Start of Given data
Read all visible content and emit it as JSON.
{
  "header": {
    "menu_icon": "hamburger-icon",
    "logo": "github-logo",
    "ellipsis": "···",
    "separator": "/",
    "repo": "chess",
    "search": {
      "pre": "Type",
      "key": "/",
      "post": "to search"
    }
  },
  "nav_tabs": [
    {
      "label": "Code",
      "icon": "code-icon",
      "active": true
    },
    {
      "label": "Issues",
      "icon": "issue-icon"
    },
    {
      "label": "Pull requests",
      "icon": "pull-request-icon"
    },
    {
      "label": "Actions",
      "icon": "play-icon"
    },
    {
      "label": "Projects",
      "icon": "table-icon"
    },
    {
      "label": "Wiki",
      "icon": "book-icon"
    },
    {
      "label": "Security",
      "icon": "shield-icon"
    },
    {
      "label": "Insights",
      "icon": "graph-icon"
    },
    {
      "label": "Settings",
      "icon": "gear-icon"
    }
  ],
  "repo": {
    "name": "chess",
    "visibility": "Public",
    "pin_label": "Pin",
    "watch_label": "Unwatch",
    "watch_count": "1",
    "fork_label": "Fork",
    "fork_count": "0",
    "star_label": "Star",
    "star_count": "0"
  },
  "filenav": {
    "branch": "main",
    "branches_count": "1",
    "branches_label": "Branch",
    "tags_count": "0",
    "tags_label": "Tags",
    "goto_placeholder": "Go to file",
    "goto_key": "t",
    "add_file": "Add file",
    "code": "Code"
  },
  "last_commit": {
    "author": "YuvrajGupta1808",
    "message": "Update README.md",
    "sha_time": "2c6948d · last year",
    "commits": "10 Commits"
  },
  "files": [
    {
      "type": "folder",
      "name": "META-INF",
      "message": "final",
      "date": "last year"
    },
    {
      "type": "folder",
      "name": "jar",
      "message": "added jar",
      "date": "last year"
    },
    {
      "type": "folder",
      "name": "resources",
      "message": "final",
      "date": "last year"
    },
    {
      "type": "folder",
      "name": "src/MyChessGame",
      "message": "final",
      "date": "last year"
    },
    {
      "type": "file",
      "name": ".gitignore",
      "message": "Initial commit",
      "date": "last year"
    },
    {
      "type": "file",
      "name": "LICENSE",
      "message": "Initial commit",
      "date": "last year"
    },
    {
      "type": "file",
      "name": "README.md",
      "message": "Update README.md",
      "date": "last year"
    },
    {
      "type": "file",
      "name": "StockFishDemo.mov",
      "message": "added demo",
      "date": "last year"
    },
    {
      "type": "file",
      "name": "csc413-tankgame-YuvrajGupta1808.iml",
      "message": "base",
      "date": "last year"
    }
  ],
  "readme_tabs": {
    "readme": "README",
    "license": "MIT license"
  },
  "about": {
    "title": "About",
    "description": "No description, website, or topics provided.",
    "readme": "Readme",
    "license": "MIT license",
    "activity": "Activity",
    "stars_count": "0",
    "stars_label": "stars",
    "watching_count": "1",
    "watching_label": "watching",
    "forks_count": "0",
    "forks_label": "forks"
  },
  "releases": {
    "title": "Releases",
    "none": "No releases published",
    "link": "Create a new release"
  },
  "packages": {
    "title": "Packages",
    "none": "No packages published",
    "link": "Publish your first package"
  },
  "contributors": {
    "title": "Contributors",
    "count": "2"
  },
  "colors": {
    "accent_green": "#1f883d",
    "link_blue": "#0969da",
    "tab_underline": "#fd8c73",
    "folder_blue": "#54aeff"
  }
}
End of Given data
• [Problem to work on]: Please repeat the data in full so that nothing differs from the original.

• [Solution for this exercise]:
Read all visible content and emit it as JSON.
{
  "header": {
    "menu_icon": "hamburger-icon",
    "logo": "github-logo",
    "ellipsis": "···",
    "separator": "/",
    "repo": "chess",
    "search": {
      "pre": "Type",
      "key": "/",
      "post": "to search"
    }
  },
  "nav_tabs": [
    {
      "label": "Code",
      "icon": "code-icon",
      "active": true
    },
    {
      "label": "Issues",
      "icon": "issue-icon"
    },
    {
      "label": "Pull requests",
      "icon": "pull-request-icon"
    },
    {
      "label": "Actions",
      "icon": "play-icon"
    },
    {
      "label": "Projects",
      "icon": "table-icon"
    },
    {
      "label": "Wiki",
      "icon": "book-icon"
    },
    {
      "label": "Security",
      "icon": "shield-icon"
    },
    {
      "label": "Insights",
      "icon": "graph-icon"
    },
    {
      "label": "Settings",
      "icon": "gear-icon"
    }
  ],
  "repo": {
    "name": "chess",
    "visibility": "Public",
    "pin_label": "Pin",
    "watch_label": "Unwatch",
    "watch_count": "1",
    "fork_label": "Fork",
    "fork_count": "0",
    "star_label": "Star",
    "star_count": "0"
  },
  "filenav": {
    "branch": "main",
    "branches_count": "1",
    "branches_label": "Branch",
    "tags_count": "0",
    "tags_label": "Tags",
    "goto_placeholder": "Go to file",
    "goto_key": "t",
    "add_file": "Add file",
    "code": "Code"
  },
  "last_commit": {
    "author": "YuvrajGupta1808",
    "message": "Update README.md",
    "sha_time": "2c6948d · last year",
    "commits": "10 Commits"
  },
  "files": [
    {
      "type": "folder",
      "name": "META-INF",
      "message": "final",
      "date": "last year"
    },
    {
      "type": "folder",
      "name": "jar",
      "message": "added jar",
      "date": "last year"
    },
    {
      "type": "folder",
      "name": "resources",
      "message": "final",
      "date": "last year"
    },
    {
      "type": "folder",
      "name": "src/MyChessGame",
      "message": "final",
      "date": "last year"
    },
    {
      "type": "file",
      "name": ".gitignore",
      "message": "Initial commit",
      "date": "last year"
    },
    {
      "type": "file",
      "name": "LICENSE",
      "message": "Initial commit",
      "date": "last year"
    },
    {
      "type": "file",
      "name": "README.md",
      "message": "Update README.md",
      "date": "last year"
    },
    {
      "type": "file",
      "name": "StockFishDemo.mov",
      "message": "added demo",
      "date": "last year"
    },
    {
      "type": "file",
      "name": "csc413-tankgame-YuvrajGupta1808.iml",
      "message": "base",
      "date": "last year"
    }
  ],
  "readme_tabs": {
    "readme": "README",
    "license": "MIT license"
  },
  "about": {
    "title": "About",
    "description": "No description, website, or topics provided.",
    "readme": "Readme",
    "license": "MIT license",
    "activity": "Activity",
    "stars_count": "0",
    "stars_label": "stars",
    "watching_count": "1",
    "watching_label": "watching",
    "forks_count": "0",
    "forks_label": "forks"
  },
  "releases": {
    "title": "Releases",
    "none": "No releases published",
    "link": "Create a new release"
  },
  "packages": {
    "title": "Packages",
    "none": "No packages published",
    "link": "Publish your first package"
  },
  "contributors": {
    "title": "Contributors",
    "count": "2"
  },
  "colors": {
    "accent_green": "#1f883d",
    "link_blue": "#0969da",
    "tab_underline": "#fd8c73",
    "folder_blue": "#54aeff"
  }
}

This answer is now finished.